The appropriate response to Canada’s health care spending woes is to adopt a Social Determinants of Health (SDH) approach to delivering health care. Along with housing, education and income, food security is an important SDH. In fact, we have now reached the point where 75 percent of health care dollars are spent on treating diseases (heart, cancer, stroke, diabetes) where poor diet is the major risk factor.
The Canadian Diabetes Association predicts the annual direct costs incurred by governments to treat diabetes in Canada will soon exceed $3 billion and when adding in cost to employers in sick time, health insurance premiums and costs incurred by patients, this number balloons to $13.8 billion.
We need a three pronged approach to taking pressure off our health care system in Canada.

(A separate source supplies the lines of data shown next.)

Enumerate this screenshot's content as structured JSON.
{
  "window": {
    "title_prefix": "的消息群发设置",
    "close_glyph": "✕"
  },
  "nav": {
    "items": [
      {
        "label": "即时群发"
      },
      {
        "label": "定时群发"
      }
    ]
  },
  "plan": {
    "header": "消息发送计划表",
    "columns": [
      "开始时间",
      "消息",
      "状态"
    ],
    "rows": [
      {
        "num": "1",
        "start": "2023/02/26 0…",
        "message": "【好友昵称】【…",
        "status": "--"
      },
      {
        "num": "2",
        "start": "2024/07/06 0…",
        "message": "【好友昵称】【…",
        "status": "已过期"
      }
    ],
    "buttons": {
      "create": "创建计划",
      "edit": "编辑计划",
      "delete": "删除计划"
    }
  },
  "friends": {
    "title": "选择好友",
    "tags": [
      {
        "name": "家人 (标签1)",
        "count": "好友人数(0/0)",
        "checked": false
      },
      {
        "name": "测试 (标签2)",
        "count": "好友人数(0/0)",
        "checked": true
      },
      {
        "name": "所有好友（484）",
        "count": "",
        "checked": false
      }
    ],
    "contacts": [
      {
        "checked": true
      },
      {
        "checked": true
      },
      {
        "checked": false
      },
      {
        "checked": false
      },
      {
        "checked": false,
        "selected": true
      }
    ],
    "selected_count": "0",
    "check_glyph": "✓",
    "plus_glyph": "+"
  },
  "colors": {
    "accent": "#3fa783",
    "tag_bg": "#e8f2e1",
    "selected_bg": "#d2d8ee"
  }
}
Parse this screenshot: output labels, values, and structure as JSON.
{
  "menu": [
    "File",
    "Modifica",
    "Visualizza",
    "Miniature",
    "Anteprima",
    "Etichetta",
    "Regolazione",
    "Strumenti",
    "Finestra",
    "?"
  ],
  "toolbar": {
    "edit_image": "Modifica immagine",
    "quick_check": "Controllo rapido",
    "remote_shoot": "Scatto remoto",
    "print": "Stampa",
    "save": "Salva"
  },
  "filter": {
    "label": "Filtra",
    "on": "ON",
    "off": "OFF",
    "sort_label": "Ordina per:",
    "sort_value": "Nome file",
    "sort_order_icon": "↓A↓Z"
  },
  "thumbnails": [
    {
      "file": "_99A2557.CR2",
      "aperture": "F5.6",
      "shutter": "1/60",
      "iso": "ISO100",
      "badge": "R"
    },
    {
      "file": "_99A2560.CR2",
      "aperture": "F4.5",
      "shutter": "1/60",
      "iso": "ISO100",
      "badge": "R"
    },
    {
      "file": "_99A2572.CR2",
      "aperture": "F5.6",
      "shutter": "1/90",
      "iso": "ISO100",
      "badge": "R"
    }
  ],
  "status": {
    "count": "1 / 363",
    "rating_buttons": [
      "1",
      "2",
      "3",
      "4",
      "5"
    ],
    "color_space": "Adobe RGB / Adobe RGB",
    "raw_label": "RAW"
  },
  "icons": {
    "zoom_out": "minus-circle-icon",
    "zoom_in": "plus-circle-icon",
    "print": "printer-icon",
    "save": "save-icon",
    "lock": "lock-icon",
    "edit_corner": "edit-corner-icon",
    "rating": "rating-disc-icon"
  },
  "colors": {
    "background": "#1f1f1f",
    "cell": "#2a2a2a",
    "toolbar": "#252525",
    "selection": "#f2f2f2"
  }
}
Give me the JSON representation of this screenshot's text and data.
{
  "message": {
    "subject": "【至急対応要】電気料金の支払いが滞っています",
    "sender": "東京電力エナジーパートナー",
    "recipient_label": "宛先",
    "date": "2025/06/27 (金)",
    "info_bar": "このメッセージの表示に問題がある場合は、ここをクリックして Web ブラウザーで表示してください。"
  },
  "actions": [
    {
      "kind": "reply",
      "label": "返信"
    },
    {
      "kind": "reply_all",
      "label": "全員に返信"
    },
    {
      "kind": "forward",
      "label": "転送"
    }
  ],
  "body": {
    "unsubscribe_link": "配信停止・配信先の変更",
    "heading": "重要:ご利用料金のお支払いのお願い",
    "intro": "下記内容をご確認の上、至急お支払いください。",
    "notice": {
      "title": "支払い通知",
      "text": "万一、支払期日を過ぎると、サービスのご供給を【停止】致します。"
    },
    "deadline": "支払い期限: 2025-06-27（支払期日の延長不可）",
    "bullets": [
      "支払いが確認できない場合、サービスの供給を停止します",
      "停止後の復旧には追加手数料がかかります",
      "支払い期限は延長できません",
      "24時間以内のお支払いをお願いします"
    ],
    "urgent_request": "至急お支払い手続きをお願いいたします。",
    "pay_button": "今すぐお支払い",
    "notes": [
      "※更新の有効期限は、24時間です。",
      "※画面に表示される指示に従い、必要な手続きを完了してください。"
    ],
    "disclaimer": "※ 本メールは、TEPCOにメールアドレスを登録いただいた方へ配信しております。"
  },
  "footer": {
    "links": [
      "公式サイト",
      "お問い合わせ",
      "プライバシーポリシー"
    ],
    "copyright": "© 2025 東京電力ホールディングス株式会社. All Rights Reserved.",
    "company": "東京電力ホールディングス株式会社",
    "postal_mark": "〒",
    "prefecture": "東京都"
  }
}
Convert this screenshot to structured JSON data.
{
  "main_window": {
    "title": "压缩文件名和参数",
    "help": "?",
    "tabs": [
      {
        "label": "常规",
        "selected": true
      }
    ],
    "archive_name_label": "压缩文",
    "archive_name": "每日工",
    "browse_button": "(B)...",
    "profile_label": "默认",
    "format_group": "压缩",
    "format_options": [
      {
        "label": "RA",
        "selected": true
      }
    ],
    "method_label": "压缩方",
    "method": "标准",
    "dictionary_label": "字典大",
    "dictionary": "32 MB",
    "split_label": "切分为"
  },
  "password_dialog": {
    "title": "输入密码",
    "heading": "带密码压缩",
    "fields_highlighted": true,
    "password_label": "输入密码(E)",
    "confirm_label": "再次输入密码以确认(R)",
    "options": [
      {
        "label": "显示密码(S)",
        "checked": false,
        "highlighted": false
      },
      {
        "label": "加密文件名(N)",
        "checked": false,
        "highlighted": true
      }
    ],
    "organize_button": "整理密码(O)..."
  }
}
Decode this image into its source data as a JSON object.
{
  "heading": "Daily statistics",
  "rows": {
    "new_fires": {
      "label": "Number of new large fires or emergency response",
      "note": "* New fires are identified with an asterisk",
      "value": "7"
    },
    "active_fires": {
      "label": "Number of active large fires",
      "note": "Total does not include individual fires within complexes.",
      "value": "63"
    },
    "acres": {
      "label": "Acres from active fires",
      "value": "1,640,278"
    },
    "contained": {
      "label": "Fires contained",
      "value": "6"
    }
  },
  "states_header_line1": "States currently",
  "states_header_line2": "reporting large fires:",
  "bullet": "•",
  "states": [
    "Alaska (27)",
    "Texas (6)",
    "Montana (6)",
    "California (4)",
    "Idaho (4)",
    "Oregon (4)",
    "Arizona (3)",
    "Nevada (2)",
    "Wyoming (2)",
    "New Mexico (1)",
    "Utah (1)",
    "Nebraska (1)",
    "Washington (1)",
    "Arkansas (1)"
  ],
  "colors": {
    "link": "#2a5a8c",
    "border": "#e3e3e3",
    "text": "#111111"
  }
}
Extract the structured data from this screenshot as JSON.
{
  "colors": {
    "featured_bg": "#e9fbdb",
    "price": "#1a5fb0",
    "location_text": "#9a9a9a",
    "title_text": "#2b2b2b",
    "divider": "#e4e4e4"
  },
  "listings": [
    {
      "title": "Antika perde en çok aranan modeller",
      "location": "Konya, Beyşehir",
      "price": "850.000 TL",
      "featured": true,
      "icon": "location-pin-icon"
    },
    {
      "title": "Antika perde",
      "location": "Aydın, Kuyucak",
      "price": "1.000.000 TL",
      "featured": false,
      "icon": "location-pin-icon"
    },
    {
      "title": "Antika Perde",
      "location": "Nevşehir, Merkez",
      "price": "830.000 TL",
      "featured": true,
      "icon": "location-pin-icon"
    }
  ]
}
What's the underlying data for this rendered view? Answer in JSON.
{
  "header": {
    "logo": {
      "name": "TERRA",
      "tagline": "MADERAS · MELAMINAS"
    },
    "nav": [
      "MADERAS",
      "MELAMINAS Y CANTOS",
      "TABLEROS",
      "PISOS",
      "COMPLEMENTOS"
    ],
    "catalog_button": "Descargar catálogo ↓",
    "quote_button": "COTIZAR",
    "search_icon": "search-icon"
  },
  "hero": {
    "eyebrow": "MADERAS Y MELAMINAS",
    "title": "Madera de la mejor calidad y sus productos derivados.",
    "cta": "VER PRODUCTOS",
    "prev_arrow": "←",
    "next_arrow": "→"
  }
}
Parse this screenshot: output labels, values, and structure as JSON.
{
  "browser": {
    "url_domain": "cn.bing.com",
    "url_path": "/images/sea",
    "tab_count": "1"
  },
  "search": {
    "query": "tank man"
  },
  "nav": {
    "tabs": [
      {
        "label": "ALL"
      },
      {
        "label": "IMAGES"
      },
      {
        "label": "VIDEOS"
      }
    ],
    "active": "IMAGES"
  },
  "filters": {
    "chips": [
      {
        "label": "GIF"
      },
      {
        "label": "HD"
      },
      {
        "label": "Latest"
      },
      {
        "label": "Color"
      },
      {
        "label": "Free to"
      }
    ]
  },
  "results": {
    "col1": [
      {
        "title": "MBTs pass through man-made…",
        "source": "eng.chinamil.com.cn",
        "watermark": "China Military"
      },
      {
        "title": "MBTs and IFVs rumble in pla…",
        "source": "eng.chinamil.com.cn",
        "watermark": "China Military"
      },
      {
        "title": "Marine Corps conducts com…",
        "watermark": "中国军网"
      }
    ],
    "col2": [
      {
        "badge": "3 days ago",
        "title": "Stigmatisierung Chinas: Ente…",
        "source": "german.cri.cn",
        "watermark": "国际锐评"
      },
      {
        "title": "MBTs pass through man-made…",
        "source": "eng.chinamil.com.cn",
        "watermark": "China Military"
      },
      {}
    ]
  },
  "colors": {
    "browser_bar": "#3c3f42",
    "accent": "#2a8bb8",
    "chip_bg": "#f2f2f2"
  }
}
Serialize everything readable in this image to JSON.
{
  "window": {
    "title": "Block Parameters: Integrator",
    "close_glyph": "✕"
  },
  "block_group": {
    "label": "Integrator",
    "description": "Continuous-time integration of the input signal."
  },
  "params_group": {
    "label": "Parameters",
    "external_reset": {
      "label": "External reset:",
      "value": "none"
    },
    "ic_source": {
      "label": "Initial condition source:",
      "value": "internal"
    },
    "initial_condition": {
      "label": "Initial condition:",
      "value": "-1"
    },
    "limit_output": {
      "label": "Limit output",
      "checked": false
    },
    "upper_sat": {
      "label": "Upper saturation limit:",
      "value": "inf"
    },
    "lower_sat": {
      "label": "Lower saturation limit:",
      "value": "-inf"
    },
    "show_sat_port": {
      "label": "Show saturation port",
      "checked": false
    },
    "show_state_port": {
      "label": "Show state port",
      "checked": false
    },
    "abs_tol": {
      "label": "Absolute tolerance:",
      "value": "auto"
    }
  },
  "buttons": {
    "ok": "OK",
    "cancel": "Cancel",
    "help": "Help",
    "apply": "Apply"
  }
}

1. Poverty and Public Health
Poverty is all about taking away the ability to make choices. So it is not surprising that income levels (another SDH) are a good predictor of poor health as good, healthy food is more expensive than high, carb and high sugar options. According to Statistics Canada, the highest proportion of people with obesity live in the Northwest Territories, at 33.7 per cent – much higher than the 20 percent national average. And obesity rates are shockingly high in Canada’s Aboriginal community at 37.8 per cent.
According to a 2011 study by the Canadian Institute for Health Information and the Public Health Agency of Canada, government policy could prevent obesity in 160,000 Canadians just by shifting low-income Canadians to a higher income group. Measures to do this include implementing a Guaranteed Annual Income, raising the minimum wage to $15 an hour and increasing partnerships with social enterprises who hire people with little or no access to the labour market. Other SDHs would improve as well.
In 1972 the government of Canada and the government of Manitoba began a research study that provided everyone in Dauphin, Manitoba a guaranteed annual income. One positive benefit of the experiment is that hospitalization visits fell by 8 percent.
2. Community Public Health and Health Care Spending
Community health advocates have long made the argument that investments in public health disease prevention and health promotion will result in decreased pressure on our health system. Some studies show that increases in local public health spending will achieve 27 times more bang for the buck than clinical and pharmaceutical interventions, yet, only a small proportion of investment is made by federal and provincial/territorial governments in ‘upstream’ public health functions.
3. Health Care Spending and our Food System
There is consensus in some groups that there’s nothing we can do about the food system because people will eat what they want. However, the University of Winnipeg has transformed their food system by contracting with Diversity Foods, a Winnipeg based social enterprise. In turn, Diversity buys over 50 percent of its food from three dozen small, sustainable farmers. This food is unprocessed, fresh and healthy. If Manitoba’s publically funded institutions adopted this model for just 20 percent of the food sold on campus, there would be an additional 300 healthy food producing farms contributing to the local economy.
The cost of treating diabetes on Manitoba’s First Nations is tremendous. Using start-up funds equal to the costs of treating just one dialysis patient for three years, the Garden Hill First Nation in Manitoba is plowing new ground by starting a farm the size of a large shopping centre to tackle its diabetes crisis head on. Making sure people have access to healthy food is the first step in preventing illness.
The Public Health Agency of Canada also estimates that getting those who eat virtually no fruits and vegetables to eat the minimally recommended five servings daily could result in lowering the number of obese Canadians by 360,000. This suggests a complete rethink of the Federal government’s Nutrition North Canada subsidy program that favours large corporate food chains that sell mostly unhealthy food.
We need a serious discussion about health in this country, which would include increasing incomes for low income Canadians, investing in preventative public health measures, and supporting the local and healthy food movements.
We should get on with it. Doctor’s orders.